Concerns over how demand for pet turtles is a primary driving factor on the illegal removal of our native, North American turtles and tortoises has given rise to our awareness initiative #EveryTurtleCounts.
PARC’s Collaborative to Combat the Illegal Trade in Turtles (CCITT) and our signatory partners: the Association of Zoos and Aquariums (AZA), the Wildlife Trafficking Alliance (WTA), the International Fund for Animal Welfare (IFAW), the Turtle Survival Alliance (TSA), and the Amphibian and Reptile Conservancy (ARC) have initiated a movement to garner additional support in recognizing the issue, raising the profile, and taking action to help keep native wild turtles wild.
Read our signatory partner letter here. The movement is growing! Check out these additional organizations that support the signatory partner letter.
Is your organization interested in joining the movement and endorsing the partner letter? Click here, and we’ll be in touch!
Turtles in Trouble
The U.S. is a global hotspot for turtle biodiversity. We are home to a greater number of terrestrial and freshwater turtle species than any other single country. In fact, many species are found only here. Our native tortoises and freshwater turtles are special, and we should care that they are losing ground.
Turtles are renowned for their long lives, but they also take a long time to reach reproductive age – often a decade or more. Because most hatchling turtles don’t survive that long (they are bite-sized snacks for predators), adults often must reproduce for their entire lives to ensure just one hatchling makes it to reproductive age to sustain the population. Read more about Where Have All the Turtles Gone, and Why Does it Matter here.
All of this together means the loss of adult turtles can contribute to population declines. When people take turtles out of the wild, they put entire populations at risk. Therefore, #EveryTurtleCounts.
Turtles as Pets
Wild turtles do not make good pets, and many collected from the wild do not survive or remain healthy in captivity. Turtles are a long-term commitment with some turtles living for over 50 years. Wild turtles also need specialized care and habitat requirements which can be costly. The Centers for Disease Control and Prevention recommend that children, pregnant women, and persons with compromised immune systems avoid contact with reptiles, including turtles, to avoid getting salmonella.
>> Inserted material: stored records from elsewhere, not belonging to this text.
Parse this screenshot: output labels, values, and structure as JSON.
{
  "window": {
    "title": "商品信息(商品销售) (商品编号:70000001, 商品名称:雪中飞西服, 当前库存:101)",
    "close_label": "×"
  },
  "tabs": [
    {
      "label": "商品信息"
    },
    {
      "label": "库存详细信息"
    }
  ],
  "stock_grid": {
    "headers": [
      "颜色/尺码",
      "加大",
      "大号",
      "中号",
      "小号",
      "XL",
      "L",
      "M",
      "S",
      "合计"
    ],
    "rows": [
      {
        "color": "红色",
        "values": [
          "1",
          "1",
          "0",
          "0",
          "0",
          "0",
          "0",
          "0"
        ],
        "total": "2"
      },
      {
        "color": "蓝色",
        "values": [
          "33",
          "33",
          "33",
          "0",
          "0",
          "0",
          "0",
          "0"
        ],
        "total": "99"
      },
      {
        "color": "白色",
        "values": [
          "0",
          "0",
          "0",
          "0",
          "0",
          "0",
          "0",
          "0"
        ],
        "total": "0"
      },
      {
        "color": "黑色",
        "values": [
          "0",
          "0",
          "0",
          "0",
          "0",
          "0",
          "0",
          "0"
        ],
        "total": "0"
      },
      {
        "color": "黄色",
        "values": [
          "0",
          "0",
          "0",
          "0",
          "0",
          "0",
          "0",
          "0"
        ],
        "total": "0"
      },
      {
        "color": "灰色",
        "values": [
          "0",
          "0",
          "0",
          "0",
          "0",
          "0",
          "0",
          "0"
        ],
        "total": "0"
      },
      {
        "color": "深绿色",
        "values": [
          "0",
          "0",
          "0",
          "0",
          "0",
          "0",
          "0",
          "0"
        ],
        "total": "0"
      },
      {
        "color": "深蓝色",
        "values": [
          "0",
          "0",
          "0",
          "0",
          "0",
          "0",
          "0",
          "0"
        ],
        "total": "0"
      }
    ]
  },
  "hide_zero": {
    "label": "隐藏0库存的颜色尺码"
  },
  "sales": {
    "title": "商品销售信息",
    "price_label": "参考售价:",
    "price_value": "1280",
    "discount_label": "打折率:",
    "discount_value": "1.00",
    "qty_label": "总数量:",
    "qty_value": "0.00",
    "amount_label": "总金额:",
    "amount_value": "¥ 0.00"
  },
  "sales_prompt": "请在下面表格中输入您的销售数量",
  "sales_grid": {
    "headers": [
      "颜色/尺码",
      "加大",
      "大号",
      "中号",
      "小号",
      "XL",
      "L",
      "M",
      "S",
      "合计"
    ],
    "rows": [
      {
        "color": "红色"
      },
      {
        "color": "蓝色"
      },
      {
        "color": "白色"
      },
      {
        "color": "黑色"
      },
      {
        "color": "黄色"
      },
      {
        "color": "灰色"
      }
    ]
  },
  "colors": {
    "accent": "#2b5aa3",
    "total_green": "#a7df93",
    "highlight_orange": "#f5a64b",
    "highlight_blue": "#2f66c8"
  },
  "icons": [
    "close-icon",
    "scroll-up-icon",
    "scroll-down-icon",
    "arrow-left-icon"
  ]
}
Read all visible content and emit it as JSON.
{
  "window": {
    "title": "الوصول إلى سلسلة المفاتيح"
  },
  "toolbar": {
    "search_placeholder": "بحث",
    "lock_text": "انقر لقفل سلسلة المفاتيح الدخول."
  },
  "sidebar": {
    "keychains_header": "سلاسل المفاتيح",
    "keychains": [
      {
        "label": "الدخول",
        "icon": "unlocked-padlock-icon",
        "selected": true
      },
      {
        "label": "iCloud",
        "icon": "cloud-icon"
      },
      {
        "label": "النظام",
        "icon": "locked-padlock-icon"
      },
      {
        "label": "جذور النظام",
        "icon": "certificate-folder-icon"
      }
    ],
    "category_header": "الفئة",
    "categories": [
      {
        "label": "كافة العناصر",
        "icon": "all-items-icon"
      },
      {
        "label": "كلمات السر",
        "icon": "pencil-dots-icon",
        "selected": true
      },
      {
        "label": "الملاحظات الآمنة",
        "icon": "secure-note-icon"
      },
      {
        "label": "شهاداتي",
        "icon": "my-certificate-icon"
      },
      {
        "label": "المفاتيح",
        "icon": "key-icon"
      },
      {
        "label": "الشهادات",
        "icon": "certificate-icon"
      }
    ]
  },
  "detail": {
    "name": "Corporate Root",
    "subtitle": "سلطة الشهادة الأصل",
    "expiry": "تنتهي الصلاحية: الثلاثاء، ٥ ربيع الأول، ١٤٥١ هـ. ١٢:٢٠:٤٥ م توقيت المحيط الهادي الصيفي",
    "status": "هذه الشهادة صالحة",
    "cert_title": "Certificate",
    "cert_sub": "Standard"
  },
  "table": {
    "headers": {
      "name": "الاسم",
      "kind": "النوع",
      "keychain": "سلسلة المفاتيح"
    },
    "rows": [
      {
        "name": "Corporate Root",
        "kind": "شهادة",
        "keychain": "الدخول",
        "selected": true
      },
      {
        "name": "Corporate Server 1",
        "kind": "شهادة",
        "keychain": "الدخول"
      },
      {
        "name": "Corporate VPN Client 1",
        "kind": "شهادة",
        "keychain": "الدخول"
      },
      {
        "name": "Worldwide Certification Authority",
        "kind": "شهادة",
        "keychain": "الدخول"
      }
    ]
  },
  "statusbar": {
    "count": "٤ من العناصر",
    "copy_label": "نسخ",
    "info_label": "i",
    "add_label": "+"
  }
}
If you are thinking about purchasing a pet turtle, familiarize yourself with state, federal, and international wildlife regulations regarding the sale and possession of specific species. Always be sure to inquire about where a turtle came from before you consider buying one. It is important to #BuyInformed and make choices that matter. Another option is to check local animal shelters for unwanted pet turtles that need a new home. Some places include:
- California Turtle and Tortoise Club
- Central Mississippi Turtle Rescue
- Colorado Reptile Humane Society
- Eden Animal Sanctuary
- Georgia Herpetological Association and Rescue
- Mid-Atlantic Turtle and Tortoise Society
- Pet Finder
- Turtle Rescue League
Have an Unwanted Pet? Don’t Let Them Go!
Releasing unwanted pets into the wild is illegal in most states. Many released animals do not survive and have the ability to transmit disease to local wildlife. Here are a few options for unwanted pets:
- Don’t Let Them Loose Rehoming Resources
- Florida’s Exotic Pet Amnesty Program
- SEPARC Guide on What To Do with Unwanted Pets
Illegal Trade in Turtles
Did you know? Turtles are sometimes stolen from the wild and sold illegally. The Collaborative to Combat the Illegal Trade in Turtles (CCITT) is working to advance efforts to better understand, prevent, and eliminate the illegal collection and trade of North America’s native turtles.
If you suspect someone is illegally collecting or selling wild turtles, contact the U.S. Fish and Wildlife Service by phone (1–844-FWS-TIPS) or by visiting this page, or contact your state or provincial wildlife agency. #EveryTurtleCounts
How to Help Turtles
Growing awareness of the threats turtles face is helping support important conservation efforts needed to keep our U.S. turtle populations safe. Here are some actions you can take:
- Check out our Six Simple Actions to Save Turtles (PDF) and the US Fish and Wildlife Service page on How to Help Turtles. If you want to know how to help sea turtles, check out the NOAA page here.
- Found a Turtle In Trouble? Call for Help!
- Spread the word! Check out our Wild Turtle Week page for social media content.
- Educate others about our wild turtles. Check out the Turtle Networking Team for more information.
- Create habitat for wildlife in your own backyard or community. Check out the Garden for Wildlife page through the National Wildlife Federation.
Turtles Losing Ground Poster
Help spread the word about threats that turtles face with our brand new Turtles Losing Ground poster. This poster was designed by Pam Meier and the Northeast Partners in Amphibian and Reptile Conservation (NEPARC) Turtle Working Group.
There are two main options for receiving a poster:
- Purchase a poster or other merchandise from our CafePress store.
- Request a digital file to print on your own. To help us keep track of interest/use, we are asking you to fill out the following form. Once we receive your request, we will email you the files to print.
For More Information
Questions can be sent to: email@example.com